Having read the entries, repeat all of them exactly.

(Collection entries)
▬▬▬▬▬▬▬▬▬▬

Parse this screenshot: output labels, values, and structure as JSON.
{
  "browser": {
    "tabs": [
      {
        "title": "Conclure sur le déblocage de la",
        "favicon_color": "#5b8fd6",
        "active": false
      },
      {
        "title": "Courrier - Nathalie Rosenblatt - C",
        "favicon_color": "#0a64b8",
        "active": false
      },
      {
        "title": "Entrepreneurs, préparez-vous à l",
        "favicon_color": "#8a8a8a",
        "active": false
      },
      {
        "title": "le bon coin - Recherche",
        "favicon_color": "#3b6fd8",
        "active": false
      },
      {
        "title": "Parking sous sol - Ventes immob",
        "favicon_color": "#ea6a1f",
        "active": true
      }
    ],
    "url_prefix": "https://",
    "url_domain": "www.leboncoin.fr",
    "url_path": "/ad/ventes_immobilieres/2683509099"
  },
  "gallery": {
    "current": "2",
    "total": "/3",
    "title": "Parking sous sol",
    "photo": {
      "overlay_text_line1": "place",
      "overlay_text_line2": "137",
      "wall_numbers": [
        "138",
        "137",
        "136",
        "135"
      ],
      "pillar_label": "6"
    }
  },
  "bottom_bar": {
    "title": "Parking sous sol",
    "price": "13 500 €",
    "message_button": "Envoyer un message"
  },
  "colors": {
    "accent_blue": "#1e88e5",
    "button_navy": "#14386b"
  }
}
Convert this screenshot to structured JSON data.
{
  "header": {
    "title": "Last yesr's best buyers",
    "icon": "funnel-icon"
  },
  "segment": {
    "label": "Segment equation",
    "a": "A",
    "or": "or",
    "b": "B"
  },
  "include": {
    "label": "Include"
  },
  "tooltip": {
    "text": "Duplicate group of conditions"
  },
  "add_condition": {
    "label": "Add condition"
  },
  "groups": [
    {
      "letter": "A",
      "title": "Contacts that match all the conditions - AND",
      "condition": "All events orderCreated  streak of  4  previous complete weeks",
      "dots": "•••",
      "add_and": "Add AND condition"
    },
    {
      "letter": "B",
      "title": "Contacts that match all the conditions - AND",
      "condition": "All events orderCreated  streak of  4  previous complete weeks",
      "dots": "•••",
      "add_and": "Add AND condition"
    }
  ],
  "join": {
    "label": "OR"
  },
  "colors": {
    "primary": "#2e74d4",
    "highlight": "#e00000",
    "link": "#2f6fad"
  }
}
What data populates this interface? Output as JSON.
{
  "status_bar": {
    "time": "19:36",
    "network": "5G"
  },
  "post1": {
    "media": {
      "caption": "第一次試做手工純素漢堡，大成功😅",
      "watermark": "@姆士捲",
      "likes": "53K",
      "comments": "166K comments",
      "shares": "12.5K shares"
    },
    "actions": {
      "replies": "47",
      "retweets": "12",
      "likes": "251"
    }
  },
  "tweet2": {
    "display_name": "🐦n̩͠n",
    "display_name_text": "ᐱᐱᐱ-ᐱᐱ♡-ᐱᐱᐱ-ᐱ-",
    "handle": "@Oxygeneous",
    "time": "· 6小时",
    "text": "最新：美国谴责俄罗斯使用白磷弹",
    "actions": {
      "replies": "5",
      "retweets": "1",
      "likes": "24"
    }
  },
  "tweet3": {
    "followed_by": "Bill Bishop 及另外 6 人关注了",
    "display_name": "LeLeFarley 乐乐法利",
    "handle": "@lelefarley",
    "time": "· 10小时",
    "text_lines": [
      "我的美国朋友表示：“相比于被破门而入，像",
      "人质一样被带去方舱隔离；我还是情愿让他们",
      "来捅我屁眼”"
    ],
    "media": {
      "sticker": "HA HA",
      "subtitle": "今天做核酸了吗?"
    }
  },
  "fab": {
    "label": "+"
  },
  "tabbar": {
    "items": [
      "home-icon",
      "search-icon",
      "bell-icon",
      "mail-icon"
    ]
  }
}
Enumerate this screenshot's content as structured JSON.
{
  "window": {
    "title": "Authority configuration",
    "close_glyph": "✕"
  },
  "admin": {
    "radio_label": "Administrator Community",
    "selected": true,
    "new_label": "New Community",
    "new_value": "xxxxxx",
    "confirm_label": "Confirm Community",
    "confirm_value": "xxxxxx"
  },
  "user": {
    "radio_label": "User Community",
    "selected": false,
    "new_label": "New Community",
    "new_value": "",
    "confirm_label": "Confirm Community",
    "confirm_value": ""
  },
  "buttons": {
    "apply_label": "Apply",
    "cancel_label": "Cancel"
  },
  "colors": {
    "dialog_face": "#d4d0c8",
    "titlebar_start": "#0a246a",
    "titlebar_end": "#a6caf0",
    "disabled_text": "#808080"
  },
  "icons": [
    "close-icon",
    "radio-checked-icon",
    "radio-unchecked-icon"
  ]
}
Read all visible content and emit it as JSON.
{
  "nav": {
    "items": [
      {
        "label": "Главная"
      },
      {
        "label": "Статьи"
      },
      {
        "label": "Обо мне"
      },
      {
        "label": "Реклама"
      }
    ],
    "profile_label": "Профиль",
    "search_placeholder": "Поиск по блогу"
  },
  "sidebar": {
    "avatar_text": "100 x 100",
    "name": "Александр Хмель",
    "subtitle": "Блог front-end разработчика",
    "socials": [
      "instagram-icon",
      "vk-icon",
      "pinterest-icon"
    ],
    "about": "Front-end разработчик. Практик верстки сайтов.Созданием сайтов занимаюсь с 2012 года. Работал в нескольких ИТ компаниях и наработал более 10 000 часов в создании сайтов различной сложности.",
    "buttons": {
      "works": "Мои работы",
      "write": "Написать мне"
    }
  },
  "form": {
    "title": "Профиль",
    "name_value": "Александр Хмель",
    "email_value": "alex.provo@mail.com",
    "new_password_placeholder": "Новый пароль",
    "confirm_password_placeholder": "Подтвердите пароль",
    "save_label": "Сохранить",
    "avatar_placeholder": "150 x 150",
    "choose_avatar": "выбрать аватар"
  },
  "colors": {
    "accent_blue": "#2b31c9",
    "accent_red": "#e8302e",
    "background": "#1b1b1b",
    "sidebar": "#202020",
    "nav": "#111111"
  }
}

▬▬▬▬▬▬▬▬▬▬

* Finished task
Parse this screenshot: output labels, values, and structure as JSON.
{
  "browser": {
    "tabs": [
      {
        "title": "Conclure sur le déblocage de la",
        "favicon_color": "#5b8fd6",
        "active": false
      },
      {
        "title": "Courrier - Nathalie Rosenblatt - C",
        "favicon_color": "#0a64b8",
        "active": false
      },
      {
        "title": "Entrepreneurs, préparez-vous à l",
        "favicon_color": "#8a8a8a",
        "active": false
      },
      {
        "title": "le bon coin - Recherche",
        "favicon_color": "#3b6fd8",
        "active": false
      },
      {
        "title": "Parking sous sol - Ventes immob",
        "favicon_color": "#ea6a1f",
        "active": true
      }
    ],
    "url_prefix": "https://",
    "url_domain": "www.leboncoin.fr",
    "url_path": "/ad/ventes_immobilieres/2683509099"
  },
  "gallery": {
    "current": "2",
    "total": "/3",
    "title": "Parking sous sol",
    "photo": {
      "overlay_text_line1": "place",
      "overlay_text_line2": "137",
      "wall_numbers": [
        "138",
        "137",
        "136",
        "135"
      ],
      "pillar_label": "6"
    }
  },
  "bottom_bar": {
    "title": "Parking sous sol",
    "price": "13 500 €",
    "message_button": "Envoyer un message"
  },
  "colors": {
    "accent_blue": "#1e88e5",
    "button_navy": "#14386b"
  }
}
Convert this screenshot to structured JSON data.
{
  "header": {
    "title": "Last yesr's best buyers",
    "icon": "funnel-icon"
  },
  "segment": {
    "label": "Segment equation",
    "a": "A",
    "or": "or",
    "b": "B"
  },
  "include": {
    "label": "Include"
  },
  "tooltip": {
    "text": "Duplicate group of conditions"
  },
  "add_condition": {
    "label": "Add condition"
  },
  "groups": [
    {
      "letter": "A",
      "title": "Contacts that match all the conditions - AND",
      "condition": "All events orderCreated  streak of  4  previous complete weeks",
      "dots": "•••",
      "add_and": "Add AND condition"
    },
    {
      "letter": "B",
      "title": "Contacts that match all the conditions - AND",
      "condition": "All events orderCreated  streak of  4  previous complete weeks",
      "dots": "•••",
      "add_and": "Add AND condition"
    }
  ],
  "join": {
    "label": "OR"
  },
  "colors": {
    "primary": "#2e74d4",
    "highlight": "#e00000",
    "link": "#2f6fad"
  }
}
What data populates this interface? Output as JSON.
{
  "status_bar": {
    "time": "19:36",
    "network": "5G"
  },
  "post1": {
    "media": {
      "caption": "第一次試做手工純素漢堡，大成功😅",
      "watermark": "@姆士捲",
      "likes": "53K",
      "comments": "166K comments",
      "shares": "12.5K shares"
    },
    "actions": {
      "replies": "47",
      "retweets": "12",
      "likes": "251"
    }
  },
  "tweet2": {
    "display_name": "🐦n̩͠n",
    "display_name_text": "ᐱᐱᐱ-ᐱᐱ♡-ᐱᐱᐱ-ᐱ-",
    "handle": "@Oxygeneous",
    "time": "· 6小时",
    "text": "最新：美国谴责俄罗斯使用白磷弹",
    "actions": {
      "replies": "5",
      "retweets": "1",
      "likes": "24"
    }
  },
  "tweet3": {
    "followed_by": "Bill Bishop 及另外 6 人关注了",
    "display_name": "LeLeFarley 乐乐法利",
    "handle": "@lelefarley",
    "time": "· 10小时",
    "text_lines": [
      "我的美国朋友表示：“相比于被破门而入，像",
      "人质一样被带去方舱隔离；我还是情愿让他们",
      "来捅我屁眼”"
    ],
    "media": {
      "sticker": "HA HA",
      "subtitle": "今天做核酸了吗?"
    }
  },
  "fab": {
    "label": "+"
  },
  "tabbar": {
    "items": [
      "home-icon",
      "search-icon",
      "bell-icon",
      "mail-icon"
    ]
  }
}
Enumerate this screenshot's content as structured JSON.
{
  "window": {
    "title": "Authority configuration",
    "close_glyph": "✕"
  },
  "admin": {
    "radio_label": "Administrator Community",
    "selected": true,
    "new_label": "New Community",
    "new_value": "xxxxxx",
    "confirm_label": "Confirm Community",
    "confirm_value": "xxxxxx"
  },
  "user": {
    "radio_label": "User Community",
    "selected": false,
    "new_label": "New Community",
    "new_value": "",
    "confirm_label": "Confirm Community",
    "confirm_value": ""
  },
  "buttons": {
    "apply_label": "Apply",
    "cancel_label": "Cancel"
  },
  "colors": {
    "dialog_face": "#d4d0c8",
    "titlebar_start": "#0a246a",
    "titlebar_end": "#a6caf0",
    "disabled_text": "#808080"
  },
  "icons": [
    "close-icon",
    "radio-checked-icon",
    "radio-unchecked-icon"
  ]
}
Read all visible content and emit it as JSON.
{
  "nav": {
    "items": [
      {
        "label": "Главная"
      },
      {
        "label": "Статьи"
      },
      {
        "label": "Обо мне"
      },
      {
        "label": "Реклама"
      }
    ],
    "profile_label": "Профиль",
    "search_placeholder": "Поиск по блогу"
  },
  "sidebar": {
    "avatar_text": "100 x 100",
    "name": "Александр Хмель",
    "subtitle": "Блог front-end разработчика",
    "socials": [
      "instagram-icon",
      "vk-icon",
      "pinterest-icon"
    ],
    "about": "Front-end разработчик. Практик верстки сайтов.Созданием сайтов занимаюсь с 2012 года. Работал в нескольких ИТ компаниях и наработал более 10 000 часов в создании сайтов различной сложности.",
    "buttons": {
      "works": "Мои работы",
      "write": "Написать мне"
    }
  },
  "form": {
    "title": "Профиль",
    "name_value": "Александр Хмель",
    "email_value": "alex.provo@mail.com",
    "new_password_placeholder": "Новый пароль",
    "confirm_password_placeholder": "Подтвердите пароль",
    "save_label": "Сохранить",
    "avatar_placeholder": "150 x 150",
    "choose_avatar": "выбрать аватар"
  },
  "colors": {
    "accent_blue": "#2b31c9",
    "accent_red": "#e8302e",
    "background": "#1b1b1b",
    "sidebar": "#202020",
    "nav": "#111111"
  }
}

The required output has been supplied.